Data extracted from a collection
* * *
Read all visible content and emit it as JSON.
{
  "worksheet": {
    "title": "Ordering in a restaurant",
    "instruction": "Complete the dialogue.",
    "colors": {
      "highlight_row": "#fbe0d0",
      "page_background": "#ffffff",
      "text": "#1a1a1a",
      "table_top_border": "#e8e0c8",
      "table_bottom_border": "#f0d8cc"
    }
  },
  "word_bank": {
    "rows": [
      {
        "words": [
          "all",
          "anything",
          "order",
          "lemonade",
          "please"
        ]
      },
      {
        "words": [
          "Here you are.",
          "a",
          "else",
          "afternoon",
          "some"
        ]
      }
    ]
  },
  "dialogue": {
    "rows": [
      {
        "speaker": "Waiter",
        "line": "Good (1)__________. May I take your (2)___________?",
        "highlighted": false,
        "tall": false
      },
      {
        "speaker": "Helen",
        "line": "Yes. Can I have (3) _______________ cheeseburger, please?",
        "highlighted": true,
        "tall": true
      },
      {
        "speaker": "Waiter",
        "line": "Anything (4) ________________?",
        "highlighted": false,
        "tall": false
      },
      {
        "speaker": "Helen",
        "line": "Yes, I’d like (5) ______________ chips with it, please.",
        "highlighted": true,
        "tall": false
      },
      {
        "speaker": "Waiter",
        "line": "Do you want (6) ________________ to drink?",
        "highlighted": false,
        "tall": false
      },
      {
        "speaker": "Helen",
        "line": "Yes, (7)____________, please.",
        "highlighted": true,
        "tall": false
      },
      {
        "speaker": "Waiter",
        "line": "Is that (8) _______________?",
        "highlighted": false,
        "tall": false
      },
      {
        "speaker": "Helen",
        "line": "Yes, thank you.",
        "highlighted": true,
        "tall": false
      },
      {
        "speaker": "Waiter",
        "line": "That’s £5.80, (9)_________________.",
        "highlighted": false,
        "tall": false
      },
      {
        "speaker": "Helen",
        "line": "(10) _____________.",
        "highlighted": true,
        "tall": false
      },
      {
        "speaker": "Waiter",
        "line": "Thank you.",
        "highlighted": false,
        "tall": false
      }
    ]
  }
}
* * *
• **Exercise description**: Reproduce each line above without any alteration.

• **Response box**:
Read all visible content and emit it as JSON.
{
  "worksheet": {
    "title": "Ordering in a restaurant",
    "instruction": "Complete the dialogue.",
    "colors": {
      "highlight_row": "#fbe0d0",
      "page_background": "#ffffff",
      "text": "#1a1a1a",
      "table_top_border": "#e8e0c8",
      "table_bottom_border": "#f0d8cc"
    }
  },
  "word_bank": {
    "rows": [
      {
        "words": [
          "all",
          "anything",
          "order",
          "lemonade",
          "please"
        ]
      },
      {
        "words": [
          "Here you are.",
          "a",
          "else",
          "afternoon",
          "some"
        ]
      }
    ]
  },
  "dialogue": {
    "rows": [
      {
        "speaker": "Waiter",
        "line": "Good (1)__________. May I take your (2)___________?",
        "highlighted": false,
        "tall": false
      },
      {
        "speaker": "Helen",
        "line": "Yes. Can I have (3) _______________ cheeseburger, please?",
        "highlighted": true,
        "tall": true
      },
      {
        "speaker": "Waiter",
        "line": "Anything (4) ________________?",
        "highlighted": false,
        "tall": false
      },
      {
        "speaker": "Helen",
        "line": "Yes, I’d like (5) ______________ chips with it, please.",
        "highlighted": true,
        "tall": false
      },
      {
        "speaker": "Waiter",
        "line": "Do you want (6) ________________ to drink?",
        "highlighted": false,
        "tall": false
      },
      {
        "speaker": "Helen",
        "line": "Yes, (7)____________, please.",
        "highlighted": true,
        "tall": false
      },
      {
        "speaker": "Waiter",
        "line": "Is that (8) _______________?",
        "highlighted": false,
        "tall": false
      },
      {
        "speaker": "Helen",
        "line": "Yes, thank you.",
        "highlighted": true,
        "tall": false
      },
      {
        "speaker": "Waiter",
        "line": "That’s £5.80, (9)_________________.",
        "highlighted": false,
        "tall": false
      },
      {
        "speaker": "Helen",
        "line": "(10) _____________.",
        "highlighted": true,
        "tall": false
      },
      {
        "speaker": "Waiter",
        "line": "Thank you.",
        "highlighted": false,
        "tall": false
      }
    ]
  }
}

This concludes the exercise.